What the task asks
The expected output is the data below, restated word for word.

Entries shown
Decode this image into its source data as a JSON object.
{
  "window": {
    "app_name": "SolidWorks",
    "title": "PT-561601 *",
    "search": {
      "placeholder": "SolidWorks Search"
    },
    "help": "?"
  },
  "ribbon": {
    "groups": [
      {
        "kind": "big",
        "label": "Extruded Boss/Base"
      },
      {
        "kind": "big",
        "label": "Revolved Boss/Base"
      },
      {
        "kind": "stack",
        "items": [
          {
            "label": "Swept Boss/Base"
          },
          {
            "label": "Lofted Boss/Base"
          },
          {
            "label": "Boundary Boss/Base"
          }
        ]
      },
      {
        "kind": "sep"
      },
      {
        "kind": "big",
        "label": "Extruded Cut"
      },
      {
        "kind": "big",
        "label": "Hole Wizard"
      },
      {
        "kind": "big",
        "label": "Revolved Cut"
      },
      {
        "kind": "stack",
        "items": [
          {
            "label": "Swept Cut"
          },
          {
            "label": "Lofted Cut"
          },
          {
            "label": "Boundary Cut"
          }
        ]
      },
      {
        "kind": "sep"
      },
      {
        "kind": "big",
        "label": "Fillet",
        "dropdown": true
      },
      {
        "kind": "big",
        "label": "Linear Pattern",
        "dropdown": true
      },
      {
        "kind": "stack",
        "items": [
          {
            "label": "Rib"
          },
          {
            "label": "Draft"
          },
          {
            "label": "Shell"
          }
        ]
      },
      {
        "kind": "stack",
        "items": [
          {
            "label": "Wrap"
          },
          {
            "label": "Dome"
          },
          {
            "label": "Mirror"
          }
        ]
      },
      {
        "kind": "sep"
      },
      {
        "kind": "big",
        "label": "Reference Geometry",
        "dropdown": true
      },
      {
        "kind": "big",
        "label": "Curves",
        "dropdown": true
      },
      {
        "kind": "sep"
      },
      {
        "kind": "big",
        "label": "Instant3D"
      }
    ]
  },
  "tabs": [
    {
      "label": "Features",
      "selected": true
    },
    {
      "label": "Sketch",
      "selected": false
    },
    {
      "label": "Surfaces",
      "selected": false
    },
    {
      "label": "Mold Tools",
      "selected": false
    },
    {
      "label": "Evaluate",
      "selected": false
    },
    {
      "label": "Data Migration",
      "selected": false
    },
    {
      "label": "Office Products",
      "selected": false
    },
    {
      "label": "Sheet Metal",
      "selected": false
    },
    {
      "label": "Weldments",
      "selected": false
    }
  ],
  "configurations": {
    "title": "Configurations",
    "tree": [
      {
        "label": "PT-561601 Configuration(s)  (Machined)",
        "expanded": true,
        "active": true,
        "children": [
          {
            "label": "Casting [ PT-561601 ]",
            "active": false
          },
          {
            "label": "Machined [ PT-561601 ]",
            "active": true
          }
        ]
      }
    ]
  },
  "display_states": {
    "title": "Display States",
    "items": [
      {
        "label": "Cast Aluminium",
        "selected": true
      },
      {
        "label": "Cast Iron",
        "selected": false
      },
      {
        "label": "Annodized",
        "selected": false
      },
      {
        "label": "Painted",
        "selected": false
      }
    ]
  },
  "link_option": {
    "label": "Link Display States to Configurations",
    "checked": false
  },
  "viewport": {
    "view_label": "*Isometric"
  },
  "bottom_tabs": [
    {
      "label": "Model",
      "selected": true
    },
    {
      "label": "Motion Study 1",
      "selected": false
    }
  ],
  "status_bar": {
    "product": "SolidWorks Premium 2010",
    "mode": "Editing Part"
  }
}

Solved exercise
Decode this image into its source data as a JSON object.
{
  "window": {
    "app_name": "SolidWorks",
    "title": "PT-561601 *",
    "search": {
      "placeholder": "SolidWorks Search"
    },
    "help": "?"
  },
  "ribbon": {
    "groups": [
      {
        "kind": "big",
        "label": "Extruded Boss/Base"
      },
      {
        "kind": "big",
        "label": "Revolved Boss/Base"
      },
      {
        "kind": "stack",
        "items": [
          {
            "label": "Swept Boss/Base"
          },
          {
            "label": "Lofted Boss/Base"
          },
          {
            "label": "Boundary Boss/Base"
          }
        ]
      },
      {
        "kind": "sep"
      },
      {
        "kind": "big",
        "label": "Extruded Cut"
      },
      {
        "kind": "big",
        "label": "Hole Wizard"
      },
      {
        "kind": "big",
        "label": "Revolved Cut"
      },
      {
        "kind": "stack",
        "items": [
          {
            "label": "Swept Cut"
          },
          {
            "label": "Lofted Cut"
          },
          {
            "label": "Boundary Cut"
          }
        ]
      },
      {
        "kind": "sep"
      },
      {
        "kind": "big",
        "label": "Fillet",
        "dropdown": true
      },
      {
        "kind": "big",
        "label": "Linear Pattern",
        "dropdown": true
      },
      {
        "kind": "stack",
        "items": [
          {
            "label": "Rib"
          },
          {
            "label": "Draft"
          },
          {
            "label": "Shell"
          }
        ]
      },
      {
        "kind": "stack",
        "items": [
          {
            "label": "Wrap"
          },
          {
            "label": "Dome"
          },
          {
            "label": "Mirror"
          }
        ]
      },
      {
        "kind": "sep"
      },
      {
        "kind": "big",
        "label": "Reference Geometry",
        "dropdown": true
      },
      {
        "kind": "big",
        "label": "Curves",
        "dropdown": true
      },
      {
        "kind": "sep"
      },
      {
        "kind": "big",
        "label": "Instant3D"
      }
    ]
  },
  "tabs": [
    {
      "label": "Features",
      "selected": true
    },
    {
      "label": "Sketch",
      "selected": false
    },
    {
      "label": "Surfaces",
      "selected": false
    },
    {
      "label": "Mold Tools",
      "selected": false
    },
    {
      "label": "Evaluate",
      "selected": false
    },
    {
      "label": "Data Migration",
      "selected": false
    },
    {
      "label": "Office Products",
      "selected": false
    },
    {
      "label": "Sheet Metal",
      "selected": false
    },
    {
      "label": "Weldments",
      "selected": false
    }
  ],
  "configurations": {
    "title": "Configurations",
    "tree": [
      {
        "label": "PT-561601 Configuration(s)  (Machined)",
        "expanded": true,
        "active": true,
        "children": [
          {
            "label": "Casting [ PT-561601 ]",
            "active": false
          },
          {
            "label": "Machined [ PT-561601 ]",
            "active": true
          }
        ]
      }
    ]
  },
  "display_states": {
    "title": "Display States",
    "items": [
      {
        "label": "Cast Aluminium",
        "selected": true
      },
      {
        "label": "Cast Iron",
        "selected": false
      },
      {
        "label": "Annodized",
        "selected": false
      },
      {
        "label": "Painted",
        "selected": false
      }
    ]
  },
  "link_option": {
    "label": "Link Display States to Configurations",
    "checked": false
  },
  "viewport": {
    "view_label": "*Isometric"
  },
  "bottom_tabs": [
    {
      "label": "Model",
      "selected": true
    },
    {
      "label": "Motion Study 1",
      "selected": false
    }
  ],
  "status_bar": {
    "product": "SolidWorks Premium 2010",
    "mode": "Editing Part"
  }
}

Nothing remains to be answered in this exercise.